Person 1: And then I said, “Shut up!”
Person 2: No way, did you really say that?
Person 1: Well no, but I rolled my eyes really hard.
The “I like” quote is a way of telling a story and letting the listener know: “This is not exactly how it happened, but this is how I saw it.” This usage can also be overlaid with the “like” fill, which we come to in the next section.
- He was like, so mad at me.
- They said, “How are you today?”
- He said, “Yes,” and I said, “No,” and then we were like, at a dead end.
- I was like, looking all over the room for my keys.
The “I like” filler
Filler words they are a special kind of vocabulary. They are words like “um”, “uh”, “er” and, as you can probably guess, “I like it”. They are rare when writing, but immensely useful in conversation, because they give you a little extra time to figure out what exactly you want to say. The word “like” is an increasingly common filler word, often associated with California English. In particular, she’s part of the Valley Girls stereotype, a 1980s trope of upper-class white teenage girls in California.

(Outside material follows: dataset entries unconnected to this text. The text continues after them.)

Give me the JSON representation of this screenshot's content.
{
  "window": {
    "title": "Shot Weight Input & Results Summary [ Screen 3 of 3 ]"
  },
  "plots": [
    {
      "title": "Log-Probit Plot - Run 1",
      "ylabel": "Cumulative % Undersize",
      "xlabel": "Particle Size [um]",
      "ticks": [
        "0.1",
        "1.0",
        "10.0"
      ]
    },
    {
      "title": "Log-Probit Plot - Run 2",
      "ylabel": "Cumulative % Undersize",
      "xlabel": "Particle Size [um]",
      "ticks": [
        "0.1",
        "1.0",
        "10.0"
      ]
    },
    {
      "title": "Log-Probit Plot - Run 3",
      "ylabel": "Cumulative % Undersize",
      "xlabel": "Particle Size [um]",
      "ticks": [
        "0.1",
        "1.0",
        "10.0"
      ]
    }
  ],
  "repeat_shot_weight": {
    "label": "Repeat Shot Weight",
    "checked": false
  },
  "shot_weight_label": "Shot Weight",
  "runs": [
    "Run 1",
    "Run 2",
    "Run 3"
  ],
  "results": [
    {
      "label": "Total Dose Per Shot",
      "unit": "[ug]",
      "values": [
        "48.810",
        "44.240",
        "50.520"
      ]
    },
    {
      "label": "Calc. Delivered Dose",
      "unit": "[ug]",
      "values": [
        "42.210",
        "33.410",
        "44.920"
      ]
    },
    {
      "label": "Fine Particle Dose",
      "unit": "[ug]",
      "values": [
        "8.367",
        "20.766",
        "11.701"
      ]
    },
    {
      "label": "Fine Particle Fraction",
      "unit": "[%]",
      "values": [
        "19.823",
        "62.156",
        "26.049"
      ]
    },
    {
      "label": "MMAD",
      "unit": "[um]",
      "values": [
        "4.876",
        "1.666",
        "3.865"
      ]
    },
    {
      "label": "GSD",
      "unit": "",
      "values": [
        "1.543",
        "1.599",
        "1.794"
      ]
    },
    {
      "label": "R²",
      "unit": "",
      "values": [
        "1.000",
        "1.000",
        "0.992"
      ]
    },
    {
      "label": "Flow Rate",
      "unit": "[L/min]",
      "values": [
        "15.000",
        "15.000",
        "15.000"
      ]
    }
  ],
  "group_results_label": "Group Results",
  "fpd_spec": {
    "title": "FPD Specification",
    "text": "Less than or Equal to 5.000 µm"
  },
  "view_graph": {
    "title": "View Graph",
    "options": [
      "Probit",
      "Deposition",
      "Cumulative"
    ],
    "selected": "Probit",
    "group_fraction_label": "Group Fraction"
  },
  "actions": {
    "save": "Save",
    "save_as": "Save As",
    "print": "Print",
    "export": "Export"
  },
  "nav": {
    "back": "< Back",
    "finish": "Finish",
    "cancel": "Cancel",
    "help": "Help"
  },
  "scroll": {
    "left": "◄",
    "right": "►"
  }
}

Unlike filler words like “um” and “eh”, “like” can subtly alter the meaning of a sentence. It is a form of coverage what you are saying, based on the meaning of the comparative “I like”. Saying “So, this is the deal” sounds different than saying “So, like, this is the deal”, because the “I like”, similar to the quotation mark “I like”, is a way of communicating, “This may not be 100 percent accurate, but it will be close. ” You don’t always change the sentence, but you can.
Filler words are often maligned, and public speaking classes teach people how to get rid of them to make them sound more professional. Overuse of filler words can make people think you don’t know what you’re talking about. “Like” has become a particular lightning rod for critics, most likely because it is associated with young women, who throughout history have been criticized for their way of speaking.
Even if you accept that the dislike of “likes” is partly rooted in sexism, it is true that the word “like” has appeared more in recent years. This is not just a guess: Google Ngram shows that the word “like” doubled in frequency when comparing books published in 2019 with those published in 1979. If you start paying close attention to all uses of “like,” you will find that the word is ubiquitous.
Instead of letting the word “like” bother you, focus on the positives. There is something surprising about the way the English language allows a single word to be so flexible. With just one syllable, you can do a lot of different things. And that is beautiful.